He is a Midanite. The Medinites consisted of five families, linked to Abraham through Midian, son of the concubine Keturah. Abraham sent them away, with all his other sons by concubines, into the East(Gn. 25:1-6). Thus the Midianites are found inhabiting desert borders in Transjordan from Moab down past Edom. They were desert-dwellers associated with Ishmaelites and Medanites (Gn. 37:28, 36) when Joseph was sold into Egypt; for the partial overlap of these three terms, cf. Jdg. 8:24, where the Midianites defeated by Gideon are said to have been Ishmaelites because of their use of gold ear or nose-rings. Moses had a Midianite wife, Zipporah, father-in-law, Jethro/Reuel (Ex. 2:21; 3:1, etc.), and brother-in-law, Hobab (Nu. 10:29; Jdg. 4:11). As a man of the desert, Hobab was asked by Moses to guide Israel in travelling through the steppe (or ‘wilderness’) (Nu. 10:29-32).

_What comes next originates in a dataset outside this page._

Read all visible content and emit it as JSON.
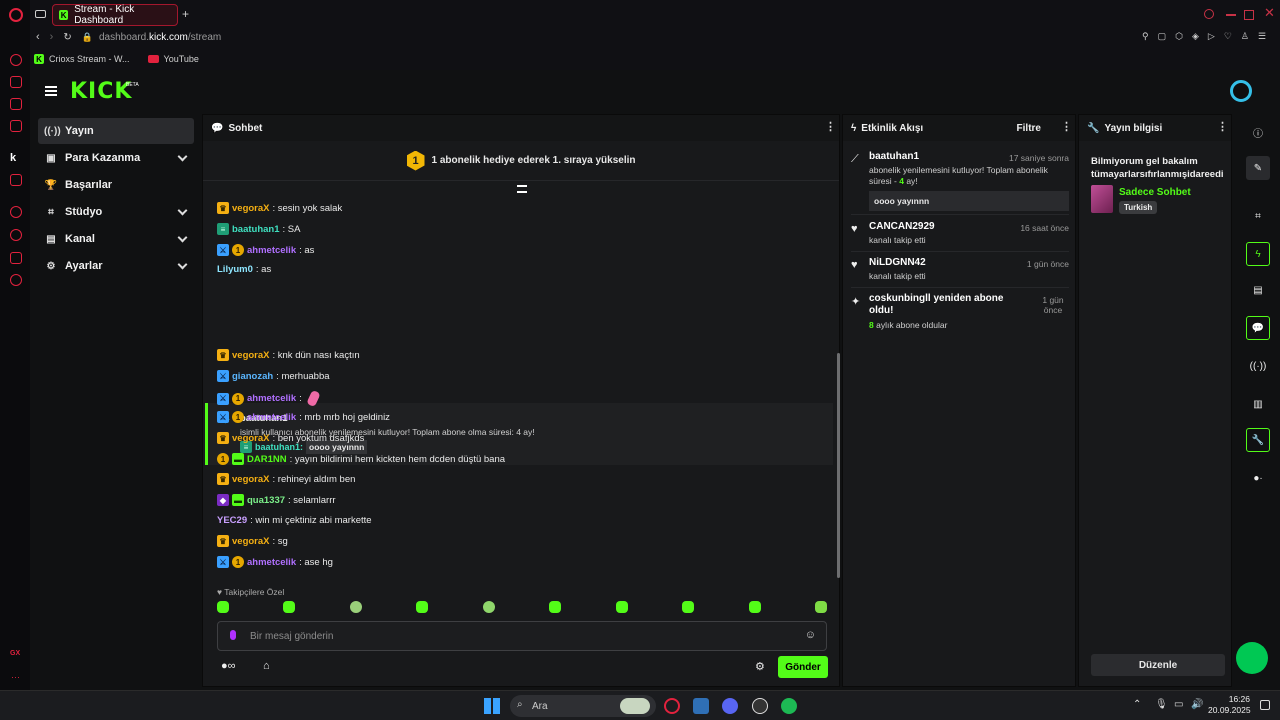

Later, in the plains of Moab, the chiefs of Midian and Moab combined in hiring Balaam to curse Israel (Nu. 22ff.) and their people led Israel into idolatry and immorality (Nu. 25), and so had to be vanquished (Nu. 25:16-18; 31). The five princes of Midian were confederates of the Amorite king Sihon (Jos. 13:21). In the time of the judges, through Gideon and his puny band (Jdg. 6-8; 9:17), God delivered Israel from the scourge of camel-riding Midianites, Amalekites and other ‘children of the east’, an event remembered by psalmist and prophet (Ps. 83:9; Is. 9:4; 10:26). This is at present the earliest-known reference to full-scale use of camels in warfare.

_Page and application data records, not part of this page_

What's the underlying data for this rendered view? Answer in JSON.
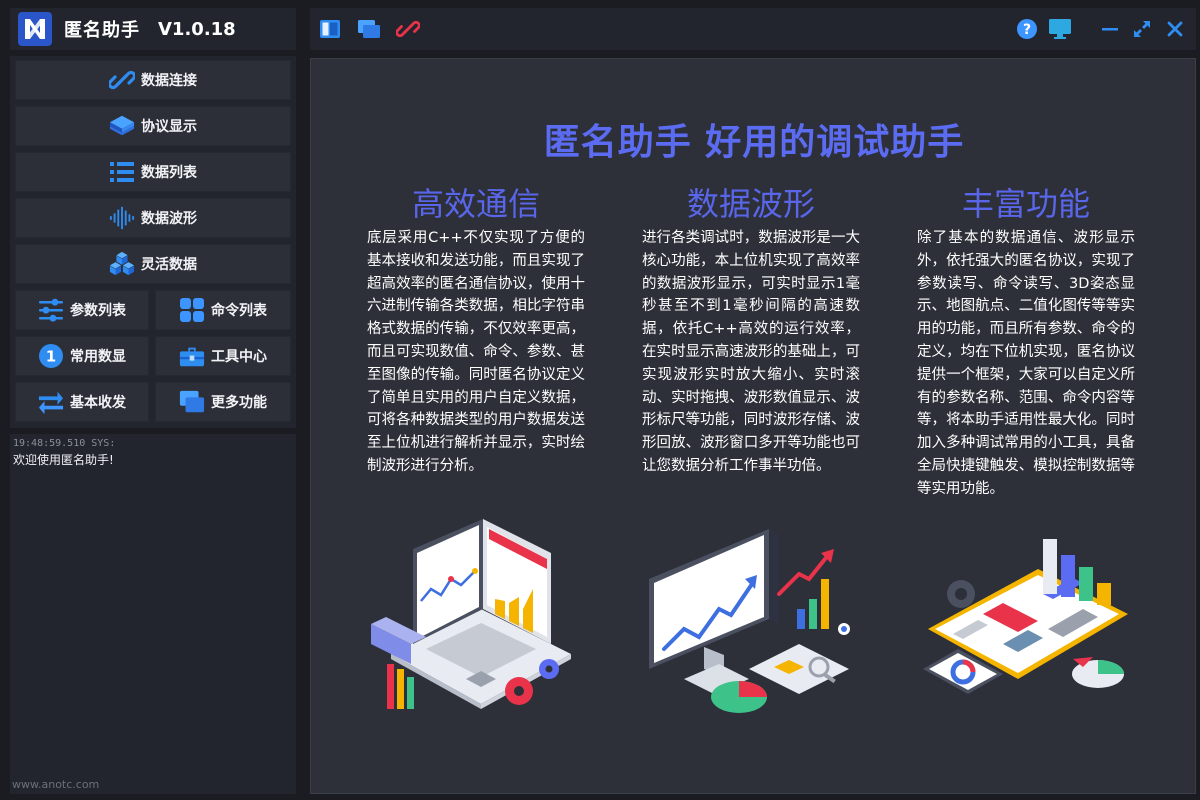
{
  "app": {
    "title": "匿名助手",
    "version": "V1.0.18"
  },
  "nav": {
    "data_connect": "数据连接",
    "protocol_display": "协议显示",
    "data_list": "数据列表",
    "data_waveform": "数据波形",
    "flexible_data": "灵活数据",
    "param_list": "参数列表",
    "command_list": "命令列表",
    "common_display": "常用数显",
    "tool_center": "工具中心",
    "basic_transceive": "基本收发",
    "more_features": "更多功能",
    "common_display_badge": "1"
  },
  "log": {
    "timestamp": "19:48:59.510 SYS:",
    "message": "欢迎使用匿名助手!"
  },
  "watermark": "www.anotc.com",
  "main": {
    "hero": "匿名助手 好用的调试助手",
    "columns": [
      {
        "title": "高效通信",
        "text": "底层采用C++不仅实现了方便的基本接收和发送功能，而且实现了超高效率的匿名通信协议，使用十六进制传输各类数据，相比字符串格式数据的传输，不仅效率更高，而且可实现数值、命令、参数、甚至图像的传输。同时匿名协议定义了简单且实用的用户自定义数据，可将各种数据类型的用户数据发送至上位机进行解析并显示，实时绘制波形进行分析。"
      },
      {
        "title": "数据波形",
        "text": "进行各类调试时，数据波形是一大核心功能，本上位机实现了高效率的数据波形显示，可实时显示1毫秒甚至不到1毫秒间隔的高速数据，依托C++高效的运行效率，在实时显示高速波形的基础上，可实现波形实时放大缩小、实时滚动、实时拖拽、波形数值显示、波形标尺等功能，同时波形存储、波形回放、波形窗口多开等功能也可让您数据分析工作事半功倍。"
      },
      {
        "title": "丰富功能",
        "text": "除了基本的数据通信、波形显示外，依托强大的匿名协议，实现了参数读写、命令读写、3D姿态显示、地图航点、二值化图传等等实用的功能，而且所有参数、命令的定义，均在下位机实现，匿名协议提供一个框架，大家可以自定义所有的参数名称、范围、命令内容等等，将本助手适用性最大化。同时加入多种调试常用的小工具，具备全局快捷键触发、模拟控制数据等等实用功能。"
      }
    ]
  },
  "icons": {
    "logo": "anonymous-logo-icon",
    "toolbar": [
      "panel-toggle-icon",
      "windows-icon",
      "link-icon",
      "help-icon",
      "monitor-icon",
      "minimize-icon",
      "maximize-icon",
      "close-icon"
    ]
  },
  "colors": {
    "accent": "#5c6cf2",
    "icon_blue": "#2f8cf0",
    "link_red": "#e8334a",
    "bg": "#1a1c22",
    "panel": "#22252d",
    "content": "#2d3039"
  }
}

The book of Exodus mentions Yahweh was unknown to Moses and his followers. Who then was Yahweh? Jethro as a priest, but is so silent on whose God did he serve as priest. To answer this question, another question needs to be asked as the proximity of the name Jethro, the priest and Yahweh the God appear in the space of few verses apart. Who was Yahweh? Was he the god of Midinite? The local deity of the sacred mountain? Some parts of Genesis give the impression that Yahweh was already known and worshipped under that name by the Amorite patriarchs. The Moses tradition, however, makes it clear that the name and to a large extend the role of Yahweh was unknown to Moses and his followers. Who then was Yahweh? Scholars attempted to determine the meaning and origin of the name Yahweh are numerous. One plausible theory states that Yahweh was a title of El from the cult of Midan, but that in time the title became detached and accepted as a separate name. In any case, Yahweh is clearly identified with El, the experience of Yahweh as a dynamic deity once associated with Moses ‘ancestors, became the impetus for Moses radical protest again Pharaoh.

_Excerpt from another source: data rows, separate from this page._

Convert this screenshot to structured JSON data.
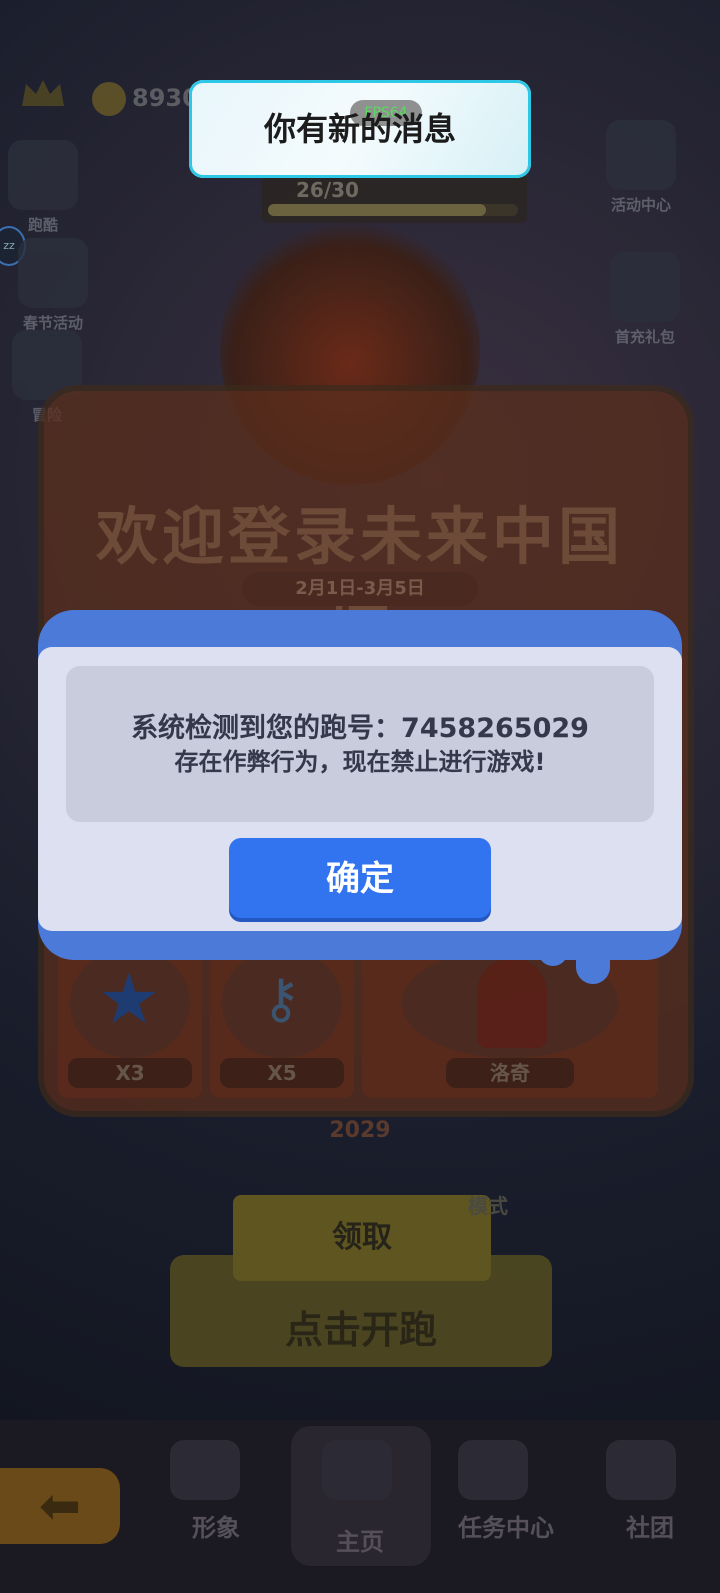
{
  "hud": {
    "coins": "8930"
  },
  "progress": {
    "text": "26/30",
    "fraction": 0.87
  },
  "sidebar": {
    "left": [
      {
        "label": "跑酷"
      },
      {
        "label": "春节活动"
      },
      {
        "label": "冒险"
      }
    ],
    "right": [
      {
        "label": "活动中心"
      },
      {
        "label": "首充礼包"
      }
    ]
  },
  "event": {
    "title": "欢迎登录未来中国城",
    "date_range": "2月1日-3月5日",
    "rewards": [
      {
        "label": "X3",
        "icon": "star-plus-icon"
      },
      {
        "label": "X5",
        "icon": "keys-icon"
      },
      {
        "label": "洛奇",
        "icon": "character-avatar"
      }
    ],
    "year": "2029"
  },
  "actions": {
    "claim": "领取",
    "start": "点击开跑",
    "mode": "模式"
  },
  "bottom_nav": {
    "items": [
      "形象",
      "主页",
      "任务中心",
      "社团"
    ]
  },
  "toast": {
    "message": "你有新的消息",
    "fps": "FPS64"
  },
  "modal": {
    "line1": "系统检测到您的跑号：7458265029",
    "line2": "存在作弊行为，现在禁止进行游戏!",
    "confirm": "确定"
  },
  "colors": {
    "modal_frame": "#4c7ad8",
    "confirm_button": "#3273f0",
    "toast_border": "#2fc7e6"
  }
}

It is now clear that Jethro was the priest of deity El, whose name was isolated and new name, taken up as Yahweh by Moses. Jethro is not a pagan priest, but the priest of the deity whose ancestors of Moses worshipped. This patron deity is now revealed to Moses as Yahweh, He is who He is, He was who he was and He is who He is to be. This solves the problem of the patriarchs who worshipped their God in different names with prefix El, for example, El Shaddai, El Ellyon and El Roi is amplified with new name Yahweh who exercised his greatness in the might work of the Exodus. Jethro is the priest of Yahweh who God of the universe.